Thursday, June 15, 2006

MySpace or Bad Parenting?

I'm sure that by now you've heard about Katherine Lester, the 16-year-old who lied to her parents about needing a passport for a trip to Canada, then hopped on a plane for Jordan to meet and marry 20-year-old Abdulla Jinzawi, some guy she met on MySpace.com. If you don't already know, MySpace is popular on-line social network for teenagers.

I don't know who is more stupid here, Katherine or her parents. I know teenagers think they know everything while being amazingly naive, but this takes the cake. According to the latest news on this story, Family of Mideast Man Upset By MySpace Teen Bride's No-Show, she was supposed to sign a marriage contract as soon as she got off the plane, convert to Islam (wear a head covering, etc.), and live with Abdulla and his family in Jericho. This girl clearly has no idea of the cultural and religious mores that she would be expected to live by, or the danger of simply being an American in the Middle East. (Disclaimer: I know not all Muslims are terrorists; I know that not all Muslim/Middle Eastern cultures treat women as property/second class citizens; however, life in Jericho would be very different than life in Michigan and Katherine probably doesn't realize how difficult returning to the US might be if she changes her mind later).

Katherine's parents and family are stunned. They had no idea what she was planning, or how she could simply get on a plane and end up in the Middle East. Duh. Flying doesn't have an age requirement. Aren't they more concerned about where she got the money for the ticket and hotels? Didn't they know what she was doing on the Internet and who she was talking to? I know that since I'm not a parent some people will say I don't have right to criticize, that parents can't watch their kids every minute, etc. Based on observations of my friends with children, I beg to differ. Parents can and should know what web sites their kids are visiting and who they are talking to.

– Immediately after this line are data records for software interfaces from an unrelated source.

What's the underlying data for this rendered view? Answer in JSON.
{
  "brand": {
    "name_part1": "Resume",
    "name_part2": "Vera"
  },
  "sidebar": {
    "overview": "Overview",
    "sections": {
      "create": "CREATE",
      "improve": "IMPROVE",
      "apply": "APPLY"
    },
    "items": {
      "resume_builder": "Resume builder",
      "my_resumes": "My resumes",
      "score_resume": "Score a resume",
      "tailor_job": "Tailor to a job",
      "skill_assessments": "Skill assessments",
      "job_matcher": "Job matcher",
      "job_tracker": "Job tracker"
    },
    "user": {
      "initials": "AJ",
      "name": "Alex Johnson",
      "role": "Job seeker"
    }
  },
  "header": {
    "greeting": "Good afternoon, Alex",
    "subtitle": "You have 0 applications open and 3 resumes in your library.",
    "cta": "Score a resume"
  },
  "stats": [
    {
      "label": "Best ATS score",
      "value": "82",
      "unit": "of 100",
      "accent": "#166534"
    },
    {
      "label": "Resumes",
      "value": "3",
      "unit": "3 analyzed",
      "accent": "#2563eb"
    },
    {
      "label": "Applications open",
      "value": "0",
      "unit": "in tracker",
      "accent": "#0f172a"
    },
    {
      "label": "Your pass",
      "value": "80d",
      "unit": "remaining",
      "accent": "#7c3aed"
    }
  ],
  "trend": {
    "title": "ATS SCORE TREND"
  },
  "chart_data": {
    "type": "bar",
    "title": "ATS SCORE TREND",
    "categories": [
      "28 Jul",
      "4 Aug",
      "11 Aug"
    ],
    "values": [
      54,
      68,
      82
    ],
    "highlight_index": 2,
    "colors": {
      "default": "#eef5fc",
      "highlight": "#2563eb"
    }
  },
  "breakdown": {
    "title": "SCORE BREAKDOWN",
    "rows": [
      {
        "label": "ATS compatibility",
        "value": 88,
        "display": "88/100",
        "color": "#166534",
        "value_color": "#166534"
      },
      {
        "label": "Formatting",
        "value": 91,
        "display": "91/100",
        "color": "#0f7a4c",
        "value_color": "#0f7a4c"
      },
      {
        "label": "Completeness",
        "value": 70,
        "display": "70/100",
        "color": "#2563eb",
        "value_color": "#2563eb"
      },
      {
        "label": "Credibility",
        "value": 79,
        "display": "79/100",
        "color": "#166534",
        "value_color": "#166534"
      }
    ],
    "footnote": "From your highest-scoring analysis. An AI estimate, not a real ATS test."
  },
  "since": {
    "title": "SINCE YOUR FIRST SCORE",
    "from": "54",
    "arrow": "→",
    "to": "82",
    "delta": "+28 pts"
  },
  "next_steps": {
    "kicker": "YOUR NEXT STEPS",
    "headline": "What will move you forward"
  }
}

Katherine's parents obviously didn't do that. They must have also missed the April 9 episode of Dateline: MySpace Invader: A police detective shows teens and their parents that they're not as safe on MySpace as they think. They also clearly never visited MySpace, nor read its Safety Tips for users or Tips for Parents (which includes a link to remove their child's profile from MySpace).

If Katherine's stupidity was unbelievable, her parents' was even worse. No wonder the family is hiding from the media! All I know is this: if she belonged to one of my friends (or my brother!) she'd never be allowed to use the Internet again.

7 comments:

amanda. said...

Hey, hey, HEY! MySpace is a popular on-line social network for internet junkies. Most of your students are also on MySpace, and I haven't been a teenager for 3 years now! :o)

The Cat Bastet said...

True. After seeing that Dateline episode I guess I've been thinking of it in terms of teenage users.

Since you use it, maybe you can answer a question for me. I know you have to be 14 to use it, but does MySpace verify that in any way?

MySpace, Facebook, blogs... it's a wonder we get any work done!

dr/tbb said...

I found it interesting how, in the account I read, no mention was made of the parents being divorced. The article did mention they lived apart from each other, which makes it possible they are only separated, but my suspicions are aroused as to whether the article itself simply did not wish to convey any association of divorce (or for that matter, separation) with subsequent child-rearing difficulties.

The Cat Bastet said...

Interesting. I hadn't thought about the divorce element.

Did you see the story in the Flint Journal last weekend about the parents who DO monitor their kids' MySpace accounts?

dr/tbb said...

Didn't see the story in the Flint Journal, but there is a column by Debbie Schlussel today dealing with Muslim marriage scams:
http://www.debbieschlussel.com/archives/2006/06/ticket_to_ride.html

The Cat Bastet said...

Thanks, dr/tbb! I hadn't seen Debbie Schlussel's blog before, but I added a link to it in my June 21 post "How NOT To Start a Life Together."

Based on the bit of Debbie Schlussel's bio and blog I read today, I approve.

dr/tbb said...

Yet another story, yesterday, about Katherine Lester's appearance in court, by the Associated Press ("Court Won't Supervise MySpace Teen"), and again the "d" word is nowhere to be found. Again it can be gleaned that the parents live in separate residences, but even the "s" word (separation) does not appear. The reach of political correctness apparently extends farther than I had realized. Perish the thought, that divorce could possibly have any effect on children's behavior!

http://news.yahoo.com/s/ap/20060629/ap_on_re_us/myspace_mideast